Look through the data for the string "HCPSS". Copy every line where it is found.

(Data section Opens)

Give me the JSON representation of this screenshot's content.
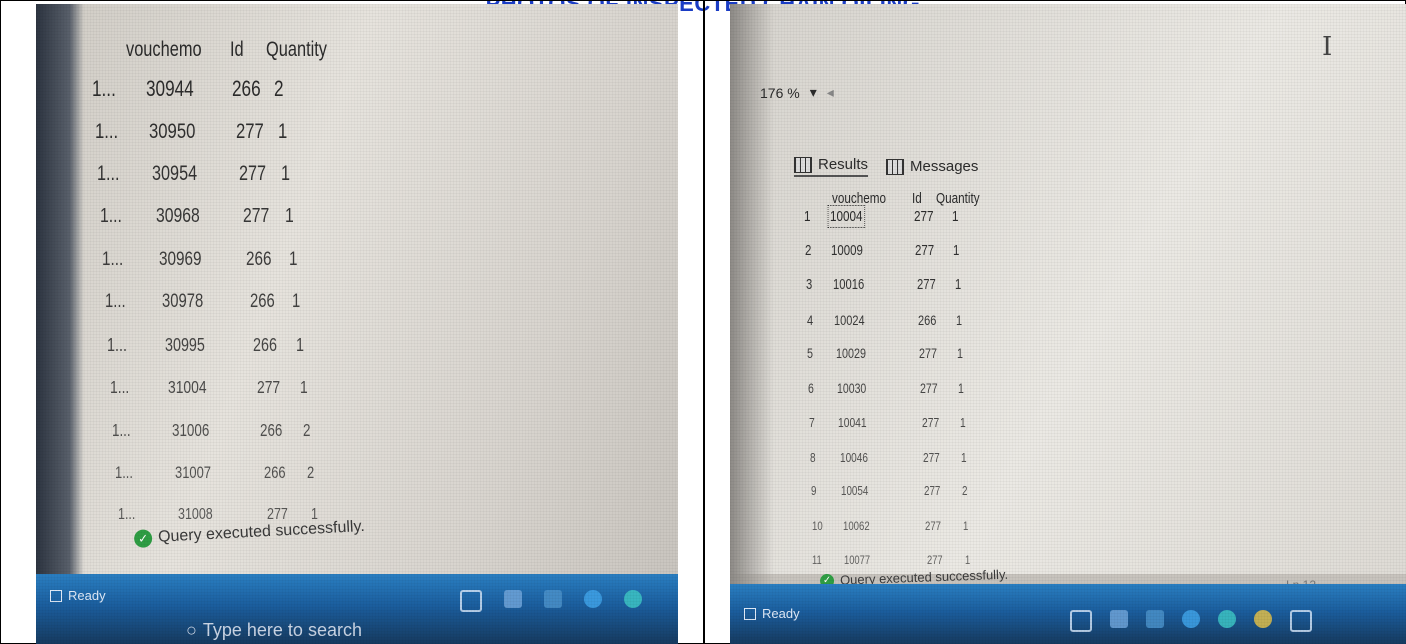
{
  "title": "PHOTOS OF INSPECTED CHAIN OILING",
  "left_photo": {
    "columns": [
      "vouchemo",
      "Id",
      "Quantity"
    ],
    "rows": [
      {
        "rownum": "1...",
        "vouchemo": "30944",
        "id": "266",
        "quantity": "2"
      },
      {
        "rownum": "1...",
        "vouchemo": "30950",
        "id": "277",
        "quantity": "1"
      },
      {
        "rownum": "1...",
        "vouchemo": "30954",
        "id": "277",
        "quantity": "1"
      },
      {
        "rownum": "1...",
        "vouchemo": "30968",
        "id": "277",
        "quantity": "1"
      },
      {
        "rownum": "1...",
        "vouchemo": "30969",
        "id": "266",
        "quantity": "1"
      },
      {
        "rownum": "1...",
        "vouchemo": "30978",
        "id": "266",
        "quantity": "1"
      },
      {
        "rownum": "1...",
        "vouchemo": "30995",
        "id": "266",
        "quantity": "1"
      },
      {
        "rownum": "1...",
        "vouchemo": "31004",
        "id": "277",
        "quantity": "1"
      },
      {
        "rownum": "1...",
        "vouchemo": "31006",
        "id": "266",
        "quantity": "2"
      },
      {
        "rownum": "1...",
        "vouchemo": "31007",
        "id": "266",
        "quantity": "2"
      },
      {
        "rownum": "1...",
        "vouchemo": "31008",
        "id": "277",
        "quantity": "1"
      }
    ],
    "status": "Query executed successfully.",
    "ready": "Ready",
    "search_placeholder": "Type here to search"
  },
  "right_photo": {
    "zoom": "176 %",
    "tabs": [
      {
        "label": "Results",
        "icon": "grid-icon"
      },
      {
        "label": "Messages",
        "icon": "messages-icon"
      }
    ],
    "columns": [
      "vouchemo",
      "Id",
      "Quantity"
    ],
    "rows": [
      {
        "rownum": "1",
        "vouchemo": "10004",
        "id": "277",
        "quantity": "1"
      },
      {
        "rownum": "2",
        "vouchemo": "10009",
        "id": "277",
        "quantity": "1"
      },
      {
        "rownum": "3",
        "vouchemo": "10016",
        "id": "277",
        "quantity": "1"
      },
      {
        "rownum": "4",
        "vouchemo": "10024",
        "id": "266",
        "quantity": "1"
      },
      {
        "rownum": "5",
        "vouchemo": "10029",
        "id": "277",
        "quantity": "1"
      },
      {
        "rownum": "6",
        "vouchemo": "10030",
        "id": "277",
        "quantity": "1"
      },
      {
        "rownum": "7",
        "vouchemo": "10041",
        "id": "277",
        "quantity": "1"
      },
      {
        "rownum": "8",
        "vouchemo": "10046",
        "id": "277",
        "quantity": "1"
      },
      {
        "rownum": "9",
        "vouchemo": "10054",
        "id": "277",
        "quantity": "2"
      },
      {
        "rownum": "10",
        "vouchemo": "10062",
        "id": "277",
        "quantity": "1"
      },
      {
        "rownum": "11",
        "vouchemo": "10077",
        "id": "277",
        "quantity": "1"
      }
    ],
    "status": "Query executed successfully.",
    "ready": "Ready",
    "line_indicator": "Ln 12"
  },
  "colors": {
    "title": "#1a3cc4",
    "status_ok": "#2f9e44",
    "taskbar": "#1b5e9e"
  }
}
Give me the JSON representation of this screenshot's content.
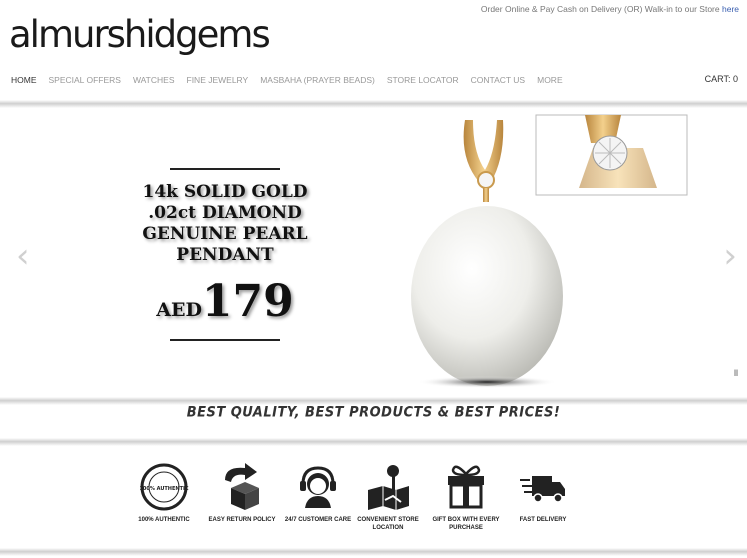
{
  "header": {
    "top_note": "Order Online & Pay Cash on Delivery (OR) Walk-in to our Store",
    "top_link": "here",
    "logo_text": "almurshidgems",
    "cart": "CART: 0"
  },
  "nav": {
    "items": [
      "HOME",
      "SPECIAL OFFERS",
      "WATCHES",
      "FINE JEWELRY",
      "MASBAHA (PRAYER BEADS)",
      "STORE LOCATOR",
      "CONTACT US",
      "MORE"
    ]
  },
  "slide": {
    "line1": "14k SOLID GOLD",
    "line2": ".02ct DIAMOND",
    "line3": "GENUINE PEARL",
    "line4": "PENDANT",
    "currency": "AED",
    "price": "179",
    "prev": "‹",
    "next": "›",
    "pager": "ll"
  },
  "tagline": "BEST QUALITY, BEST PRODUCTS & BEST PRICES!",
  "features": [
    {
      "label": "100% AUTHENTIC",
      "icon": "authentic-seal-icon"
    },
    {
      "label": "EASY RETURN POLICY",
      "icon": "return-box-icon"
    },
    {
      "label": "24/7 CUSTOMER CARE",
      "icon": "headset-icon"
    },
    {
      "label": "CONVENIENT STORE LOCATION",
      "icon": "map-pin-icon"
    },
    {
      "label": "GIFT BOX WITH EVERY PURCHASE",
      "icon": "gift-box-icon"
    },
    {
      "label": "FAST DELIVERY",
      "icon": "delivery-truck-icon"
    }
  ],
  "seal_text": "100% AUTHENTIC"
}
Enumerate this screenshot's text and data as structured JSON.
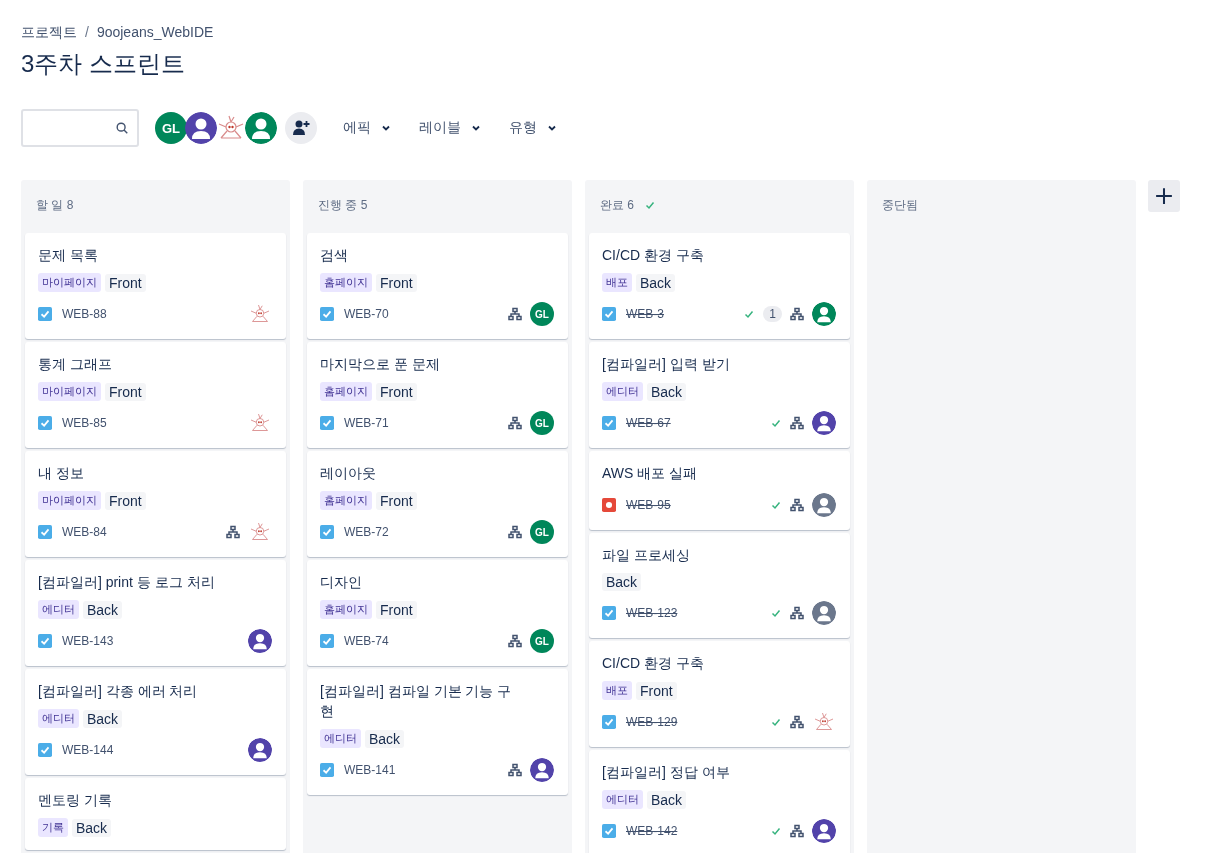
{
  "breadcrumb": [
    "프로젝트",
    "9oojeans_WebIDE"
  ],
  "breadcrumb_separator": "/",
  "title": "3주차 스프린트",
  "members": [
    {
      "kind": "initials",
      "text": "GL",
      "color": "#00875a"
    },
    {
      "kind": "person",
      "color": "#5243aa"
    },
    {
      "kind": "doodle"
    },
    {
      "kind": "person",
      "color": "#00875a"
    }
  ],
  "filters": [
    "에픽",
    "레이블",
    "유형"
  ],
  "columns": [
    {
      "title": "할 일 8",
      "done_mark": false,
      "cards": [
        {
          "title": "문제 목록",
          "epic": "마이페이지",
          "labels": [
            "Front"
          ],
          "kind": "task",
          "key": "WEB-88",
          "done": false,
          "subtasks": false,
          "assignee": {
            "kind": "doodle"
          }
        },
        {
          "title": "통계 그래프",
          "epic": "마이페이지",
          "labels": [
            "Front"
          ],
          "kind": "task",
          "key": "WEB-85",
          "done": false,
          "subtasks": false,
          "assignee": {
            "kind": "doodle"
          }
        },
        {
          "title": "내 정보",
          "epic": "마이페이지",
          "labels": [
            "Front"
          ],
          "kind": "task",
          "key": "WEB-84",
          "done": false,
          "subtasks": true,
          "assignee": {
            "kind": "doodle"
          }
        },
        {
          "title": "[컴파일러] print 등 로그 처리",
          "epic": "에디터",
          "labels": [
            "Back"
          ],
          "kind": "task",
          "key": "WEB-143",
          "done": false,
          "subtasks": false,
          "assignee": {
            "kind": "person",
            "color": "#5243aa"
          }
        },
        {
          "title": "[컴파일러] 각종 에러 처리",
          "epic": "에디터",
          "labels": [
            "Back"
          ],
          "kind": "task",
          "key": "WEB-144",
          "done": false,
          "subtasks": false,
          "assignee": {
            "kind": "person",
            "color": "#5243aa"
          }
        },
        {
          "title": "멘토링 기록",
          "epic": "기록",
          "labels": [
            "Back"
          ]
        }
      ]
    },
    {
      "title": "진행 중 5",
      "done_mark": false,
      "cards": [
        {
          "title": "검색",
          "epic": "홈페이지",
          "labels": [
            "Front"
          ],
          "kind": "task",
          "key": "WEB-70",
          "done": false,
          "subtasks": true,
          "assignee": {
            "kind": "initials",
            "text": "GL",
            "color": "#00875a"
          }
        },
        {
          "title": "마지막으로 푼 문제",
          "epic": "홈페이지",
          "labels": [
            "Front"
          ],
          "kind": "task",
          "key": "WEB-71",
          "done": false,
          "subtasks": true,
          "assignee": {
            "kind": "initials",
            "text": "GL",
            "color": "#00875a"
          }
        },
        {
          "title": "레이아웃",
          "epic": "홈페이지",
          "labels": [
            "Front"
          ],
          "kind": "task",
          "key": "WEB-72",
          "done": false,
          "subtasks": true,
          "assignee": {
            "kind": "initials",
            "text": "GL",
            "color": "#00875a"
          }
        },
        {
          "title": "디자인",
          "epic": "홈페이지",
          "labels": [
            "Front"
          ],
          "kind": "task",
          "key": "WEB-74",
          "done": false,
          "subtasks": true,
          "assignee": {
            "kind": "initials",
            "text": "GL",
            "color": "#00875a"
          }
        },
        {
          "title": "[컴파일러] 컴파일 기본 기능 구현",
          "epic": "에디터",
          "labels": [
            "Back"
          ],
          "kind": "task",
          "key": "WEB-141",
          "done": false,
          "subtasks": true,
          "assignee": {
            "kind": "person",
            "color": "#5243aa"
          }
        }
      ]
    },
    {
      "title": "완료 6",
      "done_mark": true,
      "cards": [
        {
          "title": "CI/CD 환경 구축",
          "epic": "배포",
          "labels": [
            "Back"
          ],
          "kind": "task",
          "key": "WEB-3",
          "done": true,
          "comments": "1",
          "subtasks": true,
          "assignee": {
            "kind": "person",
            "color": "#00875a"
          }
        },
        {
          "title": "[컴파일러] 입력 받기",
          "epic": "에디터",
          "labels": [
            "Back"
          ],
          "kind": "task",
          "key": "WEB-67",
          "done": true,
          "subtasks": true,
          "assignee": {
            "kind": "person",
            "color": "#5243aa"
          }
        },
        {
          "title": "AWS 배포 실패",
          "kind": "bug",
          "key": "WEB-95",
          "done": true,
          "subtasks": true,
          "assignee": {
            "kind": "person",
            "color": "#6b778c"
          }
        },
        {
          "title": "파일 프로세싱",
          "labels": [
            "Back"
          ],
          "kind": "task",
          "key": "WEB-123",
          "done": true,
          "subtasks": true,
          "assignee": {
            "kind": "person",
            "color": "#6b778c"
          }
        },
        {
          "title": "CI/CD 환경 구축",
          "epic": "배포",
          "labels": [
            "Front"
          ],
          "kind": "task",
          "key": "WEB-129",
          "done": true,
          "subtasks": true,
          "assignee": {
            "kind": "doodle"
          }
        },
        {
          "title": "[컴파일러] 정답 여부",
          "epic": "에디터",
          "labels": [
            "Back"
          ],
          "kind": "task",
          "key": "WEB-142",
          "done": true,
          "subtasks": true,
          "assignee": {
            "kind": "person",
            "color": "#5243aa"
          }
        }
      ]
    },
    {
      "title": "중단됨",
      "done_mark": false
    }
  ]
}
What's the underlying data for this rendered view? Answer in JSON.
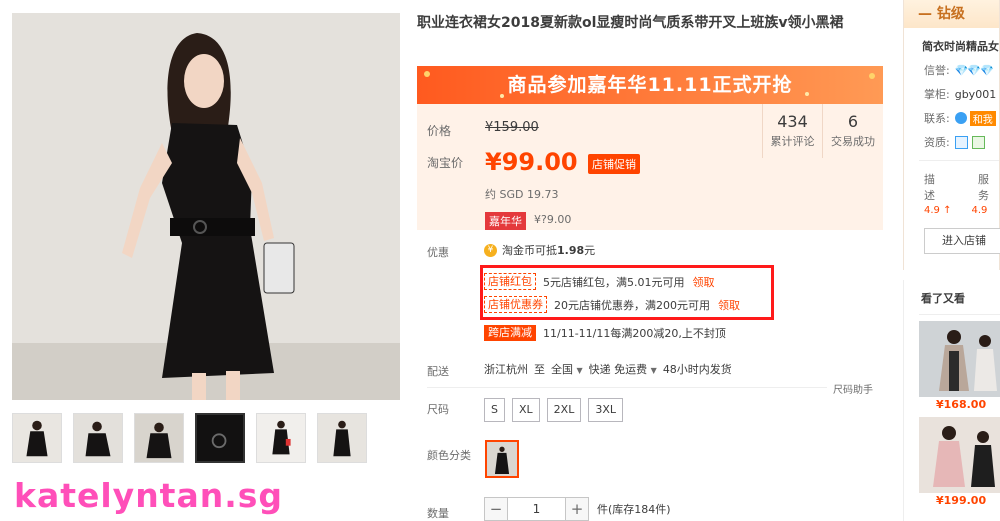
{
  "product": {
    "title": "职业连衣裙女2018夏新款ol显瘦时尚气质系带开叉上班族v领小黑裙"
  },
  "banner": {
    "text": "商品参加嘉年华11.11正式开抢"
  },
  "price": {
    "label": "价格",
    "old": "¥159.00",
    "taobao_label": "淘宝价",
    "current": "¥99.00",
    "shop_promo": "店铺促销",
    "sgd": "约 SGD 19.73",
    "carnival_tag": "嘉年华",
    "carnival_price": "¥?9.00"
  },
  "stats": [
    {
      "num": "434",
      "cap": "累计评论"
    },
    {
      "num": "6",
      "cap": "交易成功"
    }
  ],
  "offers": {
    "label": "优惠",
    "coin_icon": "¥",
    "coin_text": "淘金币可抵",
    "coin_amount": "1.98",
    "coin_unit": "元",
    "coupons": [
      {
        "tag": "店铺红包",
        "text": "5元店铺红包，满5.01元可用",
        "action": "领取"
      },
      {
        "tag": "店铺优惠券",
        "text": "20元店铺优惠券，满200元可用",
        "action": "领取"
      }
    ],
    "cross_tag": "跨店满减",
    "cross_text": "11/11-11/11每满200减20,上不封顶"
  },
  "delivery": {
    "label": "配送",
    "from": "浙江杭州",
    "to_word": "至",
    "to": "全国",
    "method": "快递 免运费",
    "ship_time": "48小时内发货"
  },
  "size_helper": "尺码助手",
  "sizes": {
    "label": "尺码",
    "options": [
      "S",
      "XL",
      "2XL",
      "3XL"
    ]
  },
  "colors": {
    "label": "颜色分类"
  },
  "quantity": {
    "label": "数量",
    "minus": "−",
    "value": "1",
    "plus": "+",
    "stock": "件(库存184件)"
  },
  "watermark": "katelyntan.sg",
  "shop": {
    "level": "— 钻级",
    "name": "简衣时尚精品女",
    "credit_label": "信誉:",
    "credit": "💎💎💎",
    "keeper_label": "掌柜:",
    "keeper": "gby001",
    "contact_label": "联系:",
    "contact_badge": "和我",
    "qual_label": "资质:",
    "desc_label": "描述",
    "desc_score": "4.9 ↑",
    "service_label": "服务",
    "service_score": "4.9",
    "enter": "进入店铺"
  },
  "also": {
    "title": "看了又看",
    "items": [
      {
        "price": "¥168.00"
      },
      {
        "price": "¥199.00"
      }
    ]
  },
  "colors_palette": {
    "accent": "#ff4400",
    "banner": "#ff5a1f",
    "price_bg": "#fff2e8",
    "highlight_box": "#ff1a1a",
    "watermark": "#ff4fb9"
  }
}
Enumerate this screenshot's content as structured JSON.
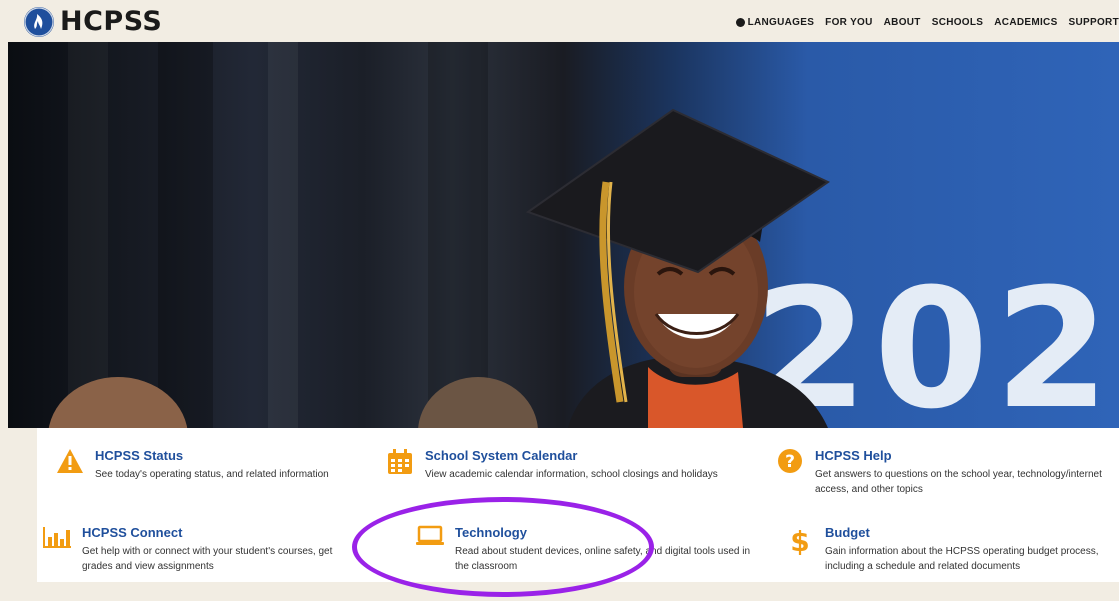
{
  "header": {
    "logo_text": "HCPSS",
    "nav": [
      {
        "label": "LANGUAGES",
        "icon": "globe-icon"
      },
      {
        "label": "FOR YOU"
      },
      {
        "label": "ABOUT"
      },
      {
        "label": "SCHOOLS"
      },
      {
        "label": "ACADEMICS"
      },
      {
        "label": "SUPPORT"
      }
    ]
  },
  "hero": {
    "banner_digits": "202"
  },
  "cards": [
    {
      "title": "HCPSS Status",
      "desc": "See today's operating status, and related information",
      "icon": "warning-icon"
    },
    {
      "title": "School System Calendar",
      "desc": "View academic calendar information, school closings and holidays",
      "icon": "calendar-icon"
    },
    {
      "title": "HCPSS Help",
      "desc": "Get answers to questions on the school year, technology/internet access, and other topics",
      "icon": "help-icon"
    },
    {
      "title": "HCPSS Connect",
      "desc": "Get help with or connect with your student's courses, get grades and view assignments",
      "icon": "bar-chart-icon"
    },
    {
      "title": "Technology",
      "desc": "Read about student devices, online safety, and digital tools used in the classroom",
      "icon": "laptop-icon"
    },
    {
      "title": "Budget",
      "desc": "Gain information about the HCPSS operating budget process, including a schedule and related documents",
      "icon": "dollar-icon"
    }
  ],
  "colors": {
    "accent": "#f29c12",
    "link": "#1f4f9c",
    "highlight": "#9a22e8",
    "page_bg": "#f2ede3"
  }
}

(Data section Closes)

Task output:
    "logo_text": "HCPSS",
      "title": "HCPSS Status",
      "title": "HCPSS Help",
      "title": "HCPSS Connect",
      "desc": "Gain information about the HCPSS operating budget process, including a schedule and related documents",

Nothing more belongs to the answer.